As the corporate world becomes aware of the security risks associated with stolen and shared passwords, alternative security systems are coming under the spotlight. Several alternative authentication methods do not include passwords, such as hardware tokens or objects where the user verifies his identity using a biometric method or a device such as a physical feature that belongs to him (such as a thumbprint). Although these methods involve different approaches, all Passwordless authentication methods have one thing in common: the user authentication data is never stored together with the password in the system.  


Passwordless authentication is the new buzzword in secure authentication and identity and access management (IAM). Passwords are the number one target for cybercriminals, according to the Verizon 2020 Data Breach Investigation Report8oof the breaches involve weak or stolen passwords. Passwordless replaces the deficiencies of traditional passwords to protect IT security more effectively.  

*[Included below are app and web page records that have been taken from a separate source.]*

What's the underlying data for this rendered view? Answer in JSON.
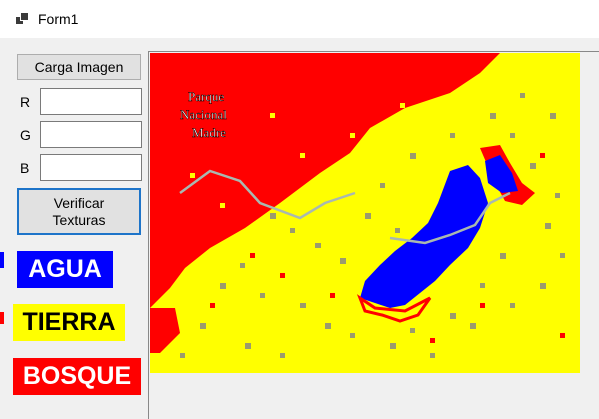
{
  "window": {
    "title": "Form1",
    "icon": "app-window-icon"
  },
  "controls": {
    "load_button": "Carga Imagen",
    "r_label": "R",
    "g_label": "G",
    "b_label": "B",
    "r_value": "",
    "g_value": "",
    "b_value": "",
    "verify_button": "Verificar\nTexturas"
  },
  "legend": [
    {
      "label": "AGUA",
      "bg": "#0000ff",
      "color": "#ffffff"
    },
    {
      "label": "TIERRA",
      "bg": "#ffff00",
      "color": "#000000"
    },
    {
      "label": "BOSQUE",
      "bg": "#ff0000",
      "color": "#ffffff"
    }
  ],
  "map": {
    "colors": {
      "water": "#0000ff",
      "land": "#ffff00",
      "forest": "#ff0000",
      "texture": "#8a8a80",
      "road": "#a9b8b0"
    },
    "overlay_text": [
      "Parque",
      "Nacional",
      "Madre"
    ]
  }
}
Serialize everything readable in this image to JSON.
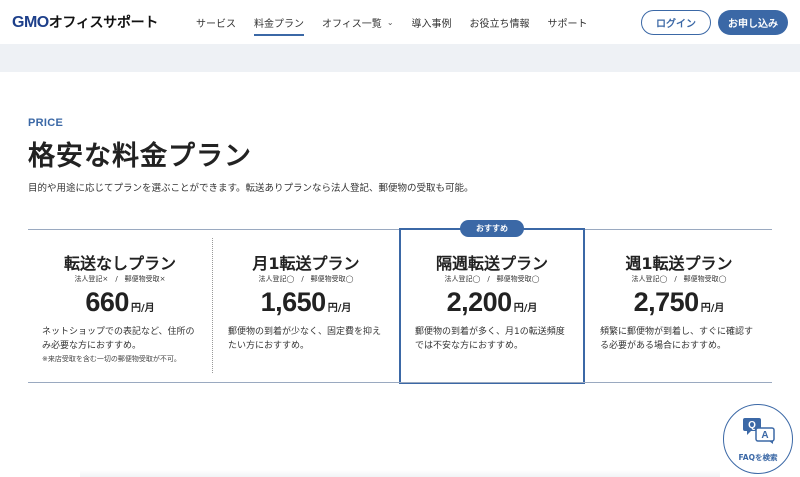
{
  "header": {
    "logo_gmo": "GMO",
    "logo_rest": "オフィスサポート",
    "nav": [
      {
        "label": "サービス"
      },
      {
        "label": "料金プラン",
        "active": true
      },
      {
        "label": "オフィス一覧"
      },
      {
        "label": "導入事例"
      },
      {
        "label": "お役立ち情報"
      },
      {
        "label": "サポート"
      }
    ],
    "login_label": "ログイン",
    "apply_label": "お申し込み"
  },
  "intro": {
    "eyebrow": "PRICE",
    "title": "格安な料金プラン",
    "lead": "目的や用途に応じてプランを選ぶことができます。転送ありプランなら法人登記、郵便物の受取も可能。"
  },
  "plans": [
    {
      "name": "転送なしプラン",
      "feature_registration": "法人登記×",
      "feature_mail": "郵便物受取×",
      "price": "660",
      "unit": "円/月",
      "desc": "ネットショップでの表記など、住所のみ必要な方におすすめ。",
      "note": "※来店受取を含む一切の郵便物受取が不可。"
    },
    {
      "name": "月1転送プラン",
      "feature_registration": "法人登記◯",
      "feature_mail": "郵便物受取◯",
      "price": "1,650",
      "unit": "円/月",
      "desc": "郵便物の到着が少なく、固定費を抑えたい方におすすめ。"
    },
    {
      "name": "隔週転送プラン",
      "feature_registration": "法人登記◯",
      "feature_mail": "郵便物受取◯",
      "price": "2,200",
      "unit": "円/月",
      "desc": "郵便物の到着が多く、月1の転送頻度では不安な方におすすめ。",
      "badge": "おすすめ"
    },
    {
      "name": "週1転送プラン",
      "feature_registration": "法人登記◯",
      "feature_mail": "郵便物受取◯",
      "price": "2,750",
      "unit": "円/月",
      "desc": "頻繁に郵便物が到着し、すぐに確認する必要がある場合におすすめ。"
    }
  ],
  "faq": {
    "q": "Q",
    "a": "A",
    "label": "FAQを検索"
  },
  "colors": {
    "accent": "#3b68a6",
    "band": "#eef1f5"
  }
}
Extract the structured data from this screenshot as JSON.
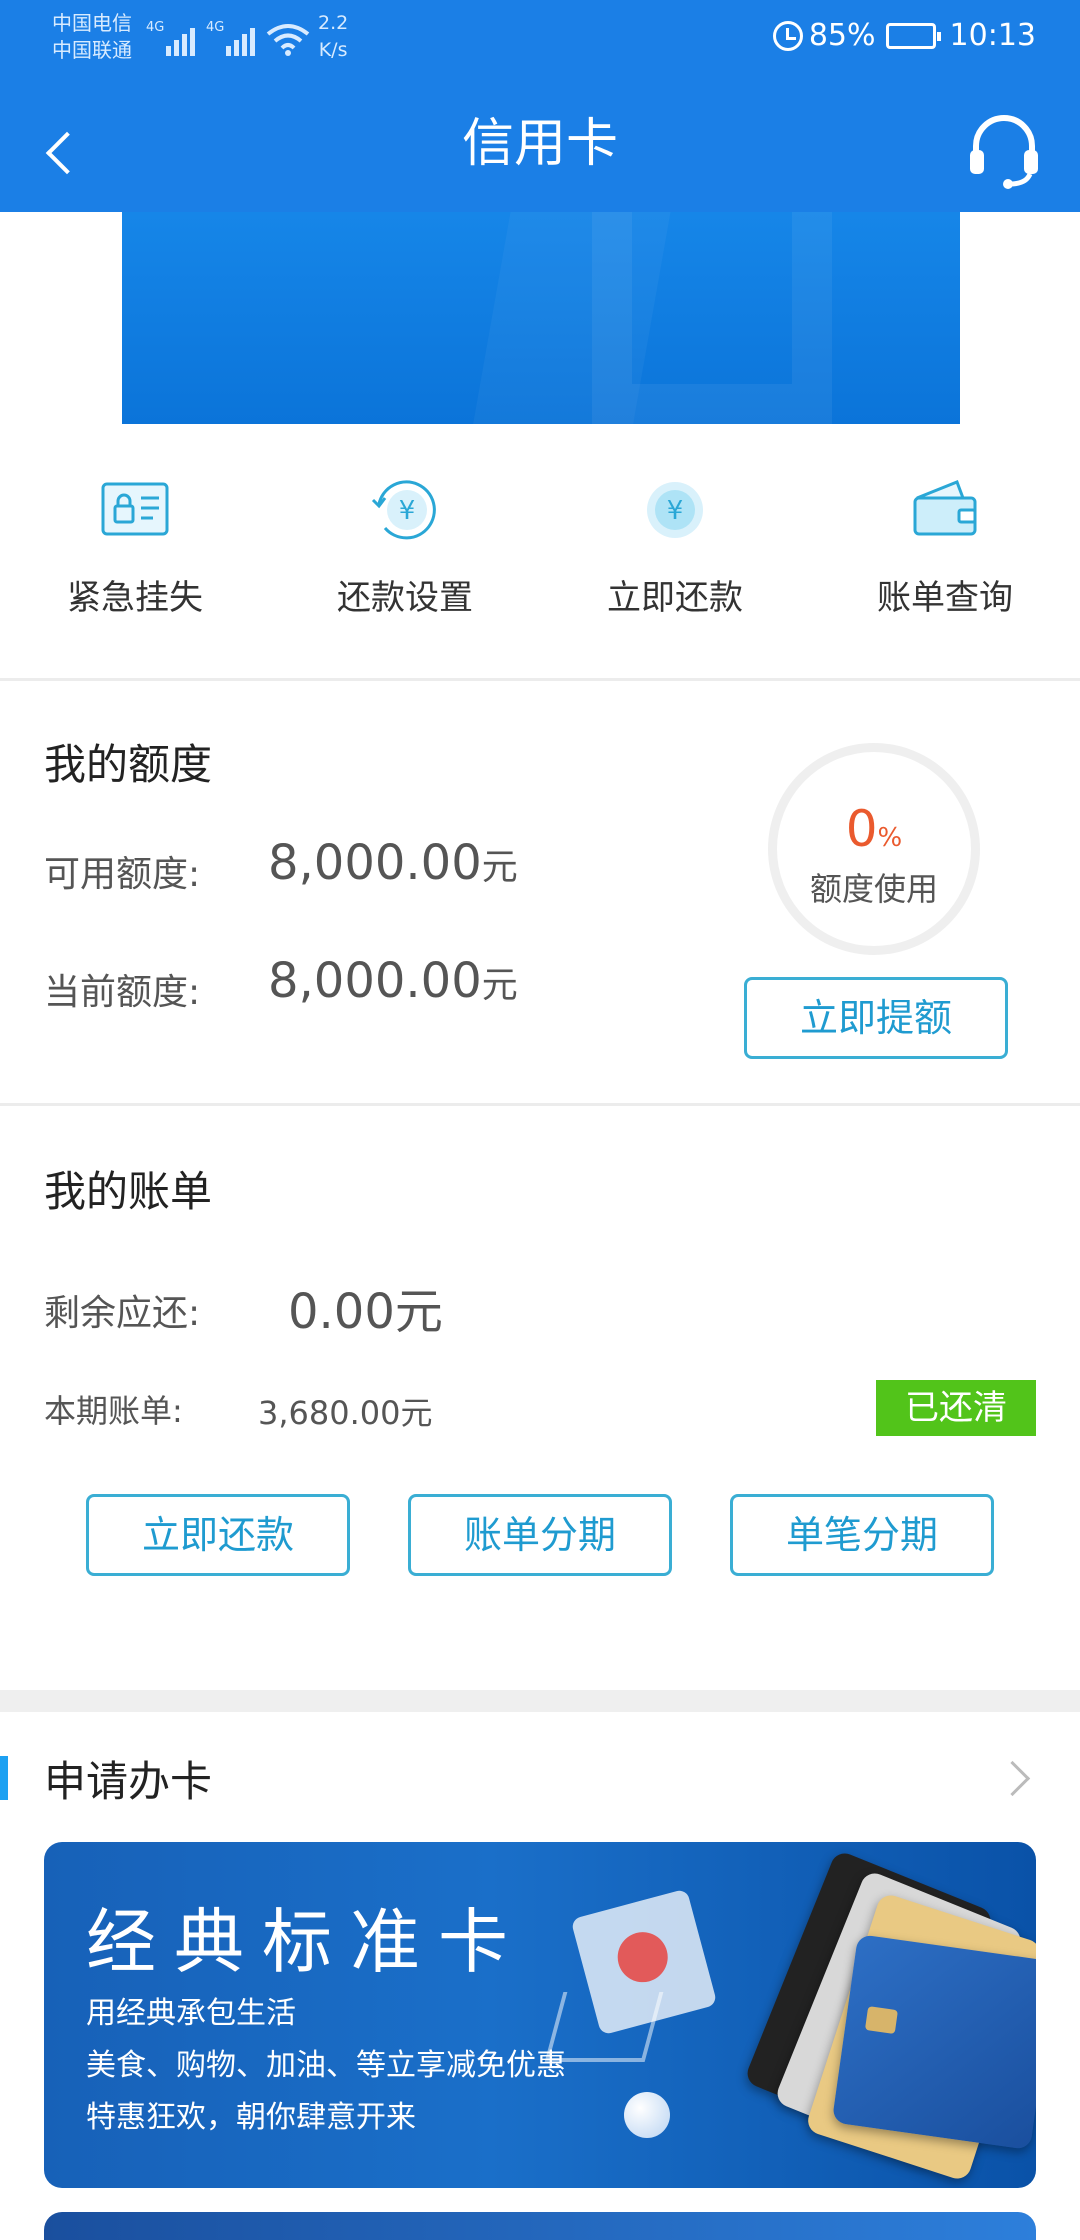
{
  "status_bar": {
    "carrier_1": "中国电信",
    "carrier_2": "中国联通",
    "net_tag": "4G",
    "net_speed_value": "2.2",
    "net_speed_unit": "K/s",
    "battery": "85%",
    "time": "10:13"
  },
  "navbar": {
    "title": "信用卡",
    "back_icon": "chevron-left-icon",
    "service_icon": "headset-icon"
  },
  "quick_actions": [
    {
      "label": "紧急挂失",
      "icon": "card-lock-icon"
    },
    {
      "label": "还款设置",
      "icon": "yuan-refresh-icon"
    },
    {
      "label": "立即还款",
      "icon": "yuan-coin-icon"
    },
    {
      "label": "账单查询",
      "icon": "wallet-icon"
    }
  ],
  "quota": {
    "title": "我的额度",
    "available_label": "可用额度:",
    "available_value": "8,000.00",
    "current_label": "当前额度:",
    "current_value": "8,000.00",
    "currency": "元",
    "usage_percent": "0",
    "usage_percent_sign": "%",
    "usage_label": "额度使用",
    "raise_button": "立即提额"
  },
  "bill": {
    "title": "我的账单",
    "remaining_label": "剩余应还:",
    "remaining_value": "0.00元",
    "period_label": "本期账单:",
    "period_value": "3,680.00元",
    "status_badge": "已还清",
    "buttons": [
      "立即还款",
      "账单分期",
      "单笔分期"
    ]
  },
  "apply": {
    "title": "申请办卡",
    "promo_title": "经典标准卡",
    "promo_lines": [
      "用经典承包生活",
      "美食、购物、加油、等立享减免优惠",
      "特惠狂欢，朝你肆意开来"
    ]
  },
  "colors": {
    "brand_blue": "#1b7fe6",
    "accent_cyan": "#3aaed4",
    "usage_red": "#ea5a2e",
    "paid_green": "#52c41a"
  }
}
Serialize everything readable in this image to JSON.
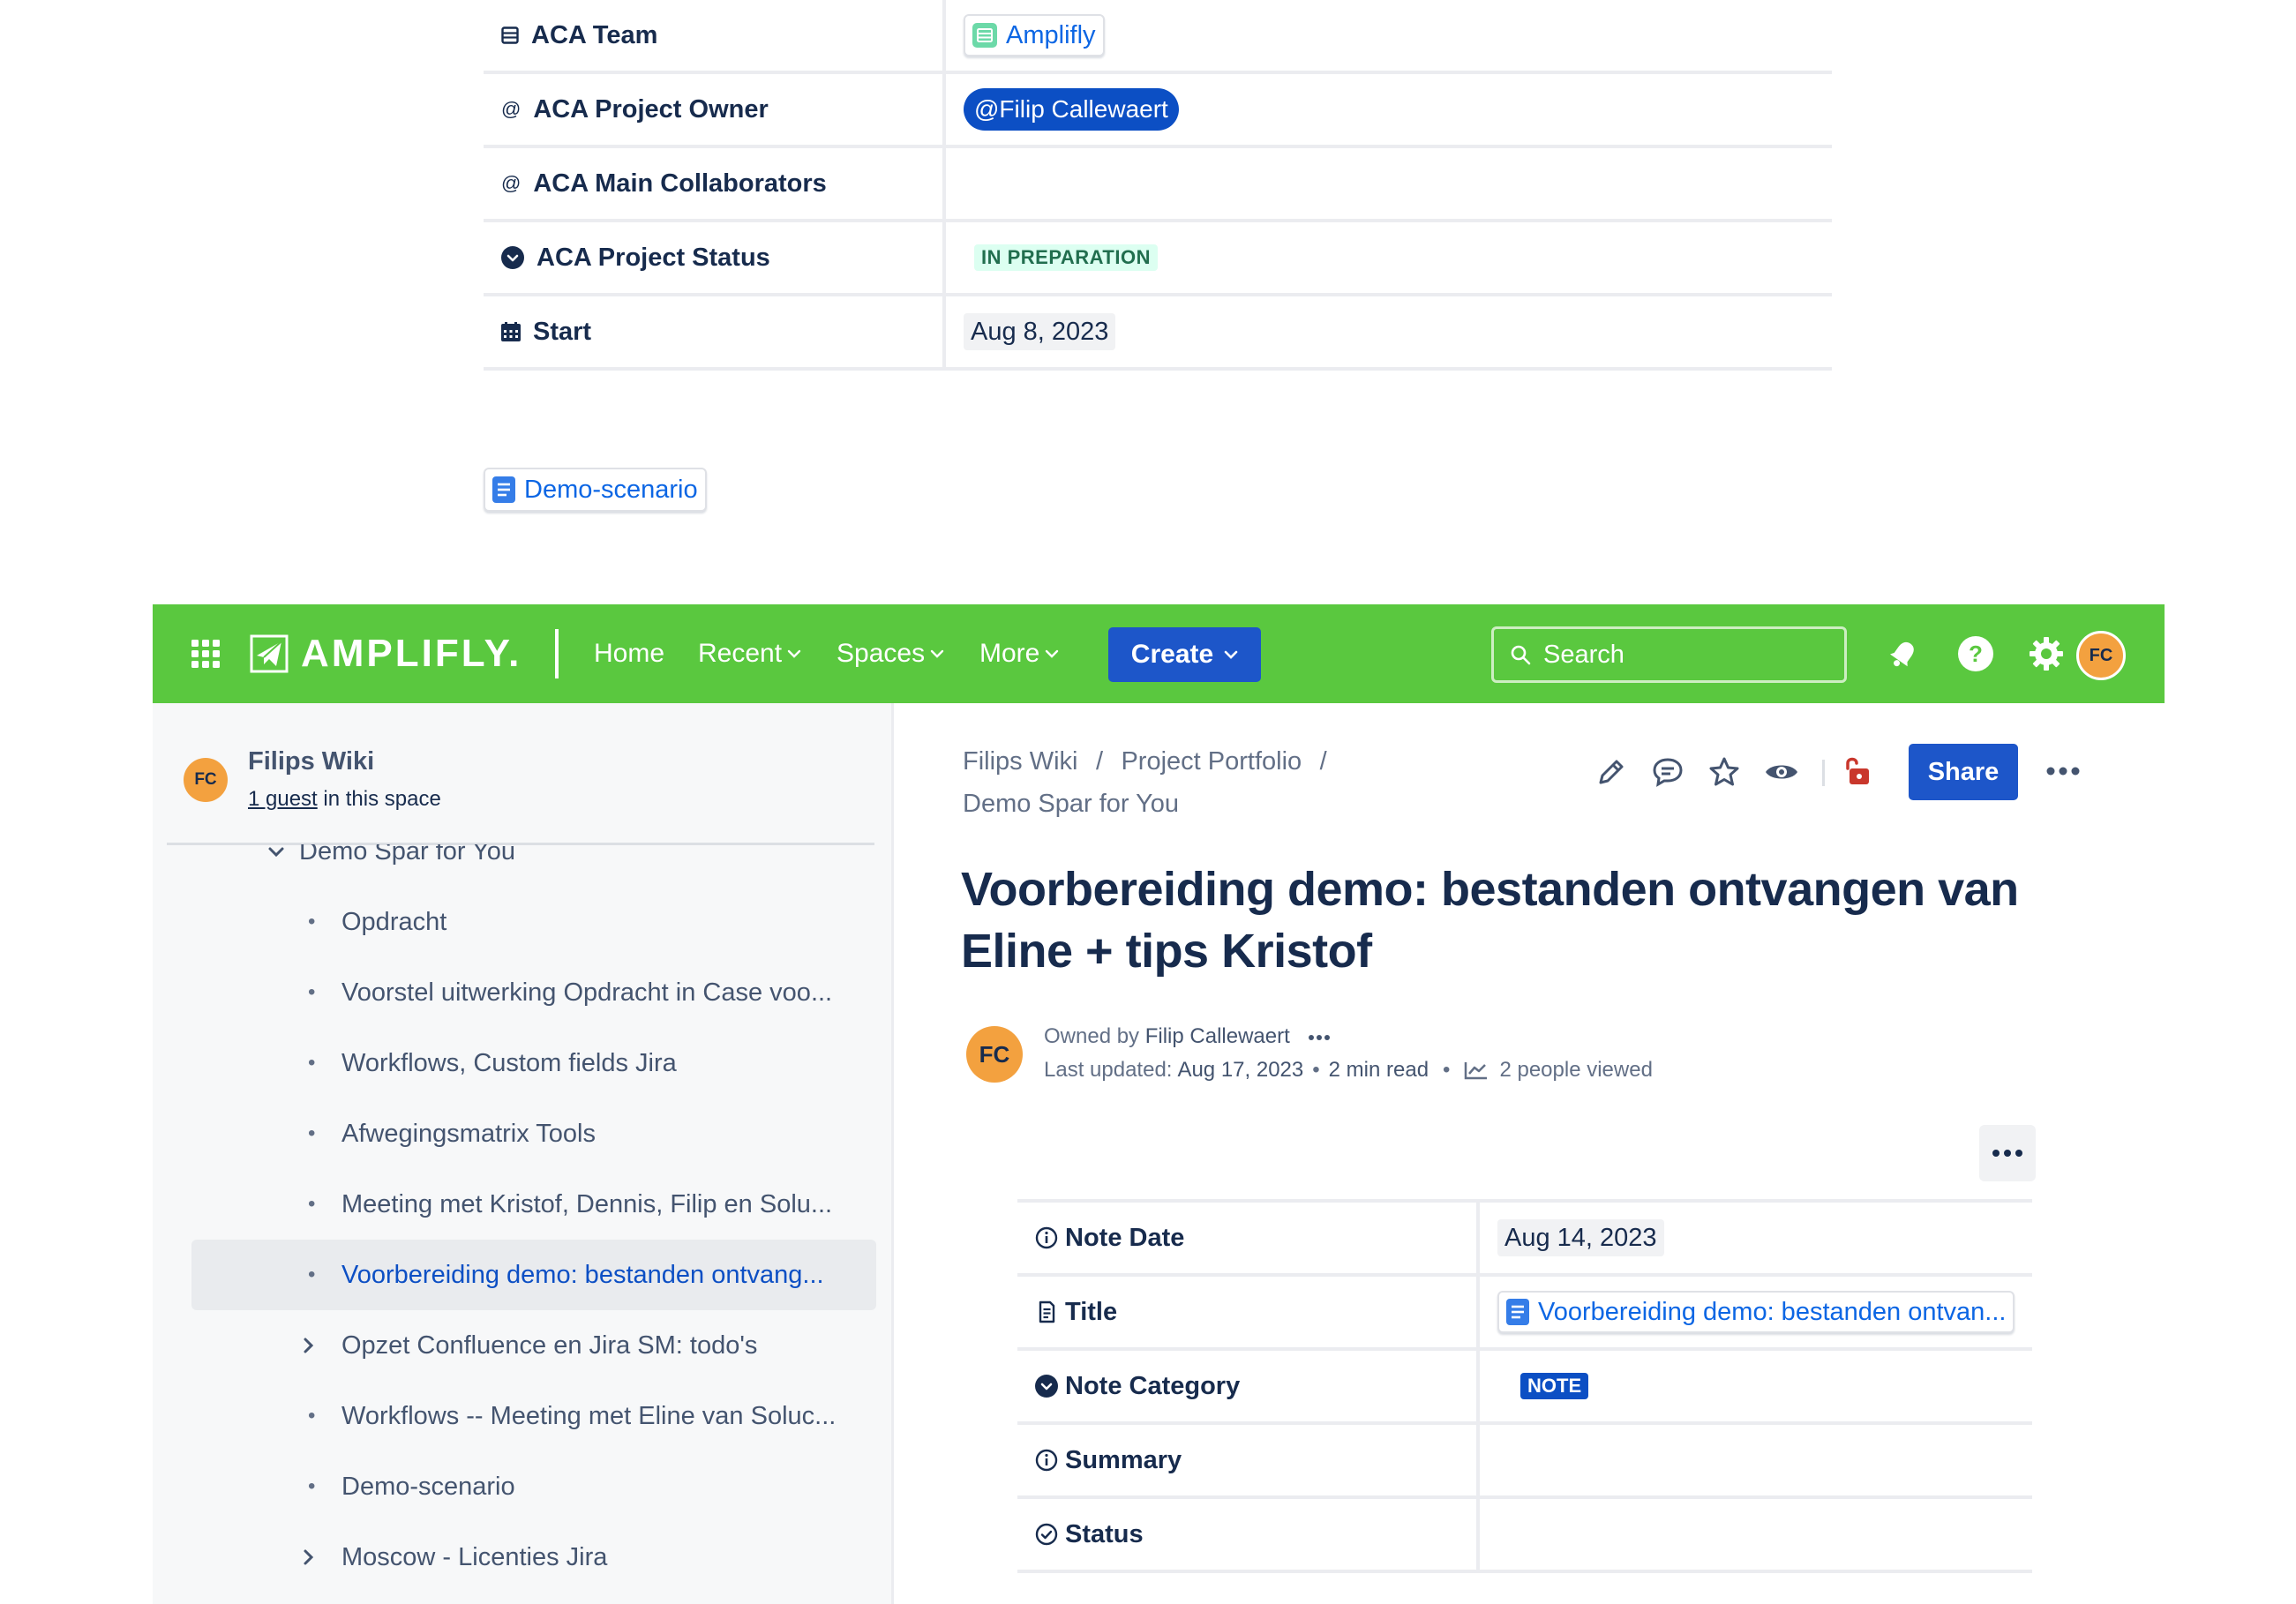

Most organizations still use traditional passwords as a central authentication method. However, Passwordless authentication methods and multifactor authentication methods will evolve. For example, please take a look at Trusona; it is a new technology that connects with different AD solutions allowing users to authenticate with QR code as an example, generated each time the user attempts to log in. Therefore the user will never have to have a password. Another example would be Yubico; they use open standards and multiple protocols to create a YubiKey, a small USB key you plug on the device you want to authenticate. It authenticates you based on your digital fingerprinting. The well-known problems with passwords should encourage companies to use IAM, MFA, and Passwordless authentication. 


Industry leaders are pushing for stricter authentication standards, such as the FIDO Alliance, which promises simpler, stronger authentication and advocates the abolition of passwords. FIDO organization is developing technical specifications that define an open, scalable, interoperable set of mechanisms that reduce passwords’ reliance on authenticating users.  


In general, binary authentications such as passwords, two-factor authentication (2FA), and multifactor authentication (MFA), which includes biometric data, are more vulnerable to fraud because of their binary nature. Currently, focusing on the complexity of passwords promotes the reuse of credentials, increases the total cost of ownership (TCO) associated with password resets and helpdesk calls, and does nothing to improve overall security.  


Some MFA methods are more secure than others and rely on SMS tokens, but not all. Legacy MFA solutions combine the storage of a secret password, PIN, or reply with a compromised secondary device such as a smart card, hardware token, or a one-time code sent via SMS to the user’s device.  


The security of a Passwordless authentication system depends on the proof of identity required in place of the password and its implementation. For example, secure push notifications from account holders are considered more secure than a password. SMS codes from mobile devices are considered less secure because SMS is an insecure communication channel, and there have been several documented attacks on SMS authentication systems.  


Passwordless technology promises that it increases usability, streamlines authentication, and increases security by removing the password as a vulnerability in the authentication.  


To make Passwordless technologically possible, the organization must have a solid foundation of Identity Management System. The leader in the market is Microsoft providing the platform of Identity Management that allows for interconnectivity with 3rd-party tools that enhance the end-user authentication experience. For organizations that have not yet considered Passwordless solutions, the time to look at it is now, even if you are only considering implementing it later. Future considerations might impact decisions you make now.